Improvement of insulin sensitivity by a novel drug, BGP-15, in insulin-resistant patients: a proof of concept randomized double-blind clinical trial.

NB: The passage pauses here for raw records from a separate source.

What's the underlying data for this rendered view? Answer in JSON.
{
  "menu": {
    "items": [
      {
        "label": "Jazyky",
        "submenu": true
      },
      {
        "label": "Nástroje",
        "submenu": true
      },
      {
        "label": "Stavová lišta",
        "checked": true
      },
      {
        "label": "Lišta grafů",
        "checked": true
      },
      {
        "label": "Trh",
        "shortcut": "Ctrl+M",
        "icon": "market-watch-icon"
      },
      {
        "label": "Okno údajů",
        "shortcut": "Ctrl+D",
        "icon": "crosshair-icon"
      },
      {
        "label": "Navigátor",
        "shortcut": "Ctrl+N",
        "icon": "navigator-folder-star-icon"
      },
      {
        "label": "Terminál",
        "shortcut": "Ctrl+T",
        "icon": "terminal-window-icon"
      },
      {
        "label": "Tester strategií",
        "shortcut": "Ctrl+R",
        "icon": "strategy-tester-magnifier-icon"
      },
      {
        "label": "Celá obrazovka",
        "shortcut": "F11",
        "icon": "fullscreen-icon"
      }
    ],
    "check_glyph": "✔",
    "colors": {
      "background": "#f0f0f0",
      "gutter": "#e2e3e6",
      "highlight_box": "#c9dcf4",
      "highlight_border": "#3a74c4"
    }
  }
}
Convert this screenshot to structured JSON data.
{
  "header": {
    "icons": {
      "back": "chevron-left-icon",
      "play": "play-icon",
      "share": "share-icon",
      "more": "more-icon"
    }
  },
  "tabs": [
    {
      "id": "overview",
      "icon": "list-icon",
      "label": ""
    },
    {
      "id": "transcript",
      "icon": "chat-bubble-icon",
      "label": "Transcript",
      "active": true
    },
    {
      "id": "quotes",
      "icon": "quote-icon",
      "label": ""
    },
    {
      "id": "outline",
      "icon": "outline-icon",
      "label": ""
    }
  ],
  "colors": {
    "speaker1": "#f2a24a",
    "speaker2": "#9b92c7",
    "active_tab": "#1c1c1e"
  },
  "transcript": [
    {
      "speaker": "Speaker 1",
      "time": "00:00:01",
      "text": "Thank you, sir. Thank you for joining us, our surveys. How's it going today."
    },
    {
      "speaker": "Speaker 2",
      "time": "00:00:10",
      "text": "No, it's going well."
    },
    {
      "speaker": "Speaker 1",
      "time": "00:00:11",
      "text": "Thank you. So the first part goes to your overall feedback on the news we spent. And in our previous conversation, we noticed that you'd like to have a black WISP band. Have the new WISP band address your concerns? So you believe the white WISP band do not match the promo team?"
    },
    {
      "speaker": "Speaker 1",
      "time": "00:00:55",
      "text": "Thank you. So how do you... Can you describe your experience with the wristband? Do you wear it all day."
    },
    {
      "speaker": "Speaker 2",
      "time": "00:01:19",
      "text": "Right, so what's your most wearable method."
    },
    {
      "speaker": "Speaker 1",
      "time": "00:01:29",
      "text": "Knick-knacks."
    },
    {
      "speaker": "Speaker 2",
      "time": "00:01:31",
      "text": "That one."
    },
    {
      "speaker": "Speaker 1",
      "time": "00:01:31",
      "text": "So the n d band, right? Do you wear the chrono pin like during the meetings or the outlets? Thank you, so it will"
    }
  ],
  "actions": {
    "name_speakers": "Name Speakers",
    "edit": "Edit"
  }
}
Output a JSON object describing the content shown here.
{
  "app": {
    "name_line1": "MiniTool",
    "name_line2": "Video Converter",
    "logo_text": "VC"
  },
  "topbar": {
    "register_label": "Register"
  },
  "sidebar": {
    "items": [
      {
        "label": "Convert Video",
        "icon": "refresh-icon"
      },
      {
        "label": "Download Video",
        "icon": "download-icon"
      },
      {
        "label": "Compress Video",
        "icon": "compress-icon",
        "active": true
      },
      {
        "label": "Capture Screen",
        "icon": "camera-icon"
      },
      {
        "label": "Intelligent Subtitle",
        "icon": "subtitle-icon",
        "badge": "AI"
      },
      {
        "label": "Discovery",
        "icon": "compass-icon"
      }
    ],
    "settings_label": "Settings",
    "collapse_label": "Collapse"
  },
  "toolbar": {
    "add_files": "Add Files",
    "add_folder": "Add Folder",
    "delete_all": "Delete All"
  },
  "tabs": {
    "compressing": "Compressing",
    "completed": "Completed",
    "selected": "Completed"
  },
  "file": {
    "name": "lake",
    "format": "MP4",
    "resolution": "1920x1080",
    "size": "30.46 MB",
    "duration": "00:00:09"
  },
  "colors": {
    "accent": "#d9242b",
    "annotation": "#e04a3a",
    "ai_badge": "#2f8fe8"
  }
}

ABSTRACT The efficacy and safety of the new drug, BGP-15, were compared with placebo in insulin-resistant patients in a 28-day dose-ranging study. Forty-seven nondiabetic patients with impaired glucose tolerance were randomly assigned to 4 weeks of treatment with 200 or 400 mg of BGP-15 or placebo. Insulin resistance was determined by hyperinsulinemic euglycemic clamp technique and homeostasis model assessment method, and beta-cell function was measured by intravenous glucose tolerance test. Each BGP-15 dose significantly increased whole body insulin sensitivity (M-1, p=0.032), total body glucose utilization (M-2, p=0.035), muscle tissue glucose utilization (M-3, p=0.040), and fat-free body mass glucose utilization (M-4, p=0.038) compared to baseline and placebo. No adverse drug effects were observed during treatment. BGP-15 at 200 or 400 mg significantly improved insulin sensitivity in insulin-resistant, nondiabetic patients during treatment compared to placebo and was safe and well-tolerated. This was the first clinical study demonstrating the insulin-sensitizing effect of a molecule, which is considered as a co-inducer of heat shock proteins.
Article: A Novel Insulin Sensitizer Drug Candidate-BGP-15-Can Prevent Metabolic Side Effects of Atypical Antipsychotics.[show abstract] [hide abstract]
ABSTRACT: Atypical antipsychotic drugs (AAPD) are widely used to treat severe psychiatric disorders, have well documented metabolic side effects such as disturbances in glucose metabolism, insulin resistance and weight gain. It has been shown that BGP-15, a hydroxylamine derivative with insulin sensitizing activity can prevent AAPD provoked fat accumulation in adipocyte cultures, and insulin resistance in animal experiments and in healthy volunteers. The aim of this study was to compare the preventive effect of BGP-15 with conventional oral antidiabetics on metabolic side effects of AAPDs. We found that BGP-15 that does not belong to either conventional insulin sensitizers or oral antidiabetics, is able to counteract insulin resistance and weight gain provoked by antipsychotic agents in rats while rosiglitazone and metformin were not effective in the applied doses. Our results confirm that BGP-15 is a promising new drug candidate to control the metabolic side effects of atypical antipsychotics. Data indicate that this rat model is suitable to analyze the metabolic side effects of AAPDs and the protective mechanism of BGP-15.Pathology & Oncology Research 06/2012; 18(4):1071-6. · 1.37 Impact Factor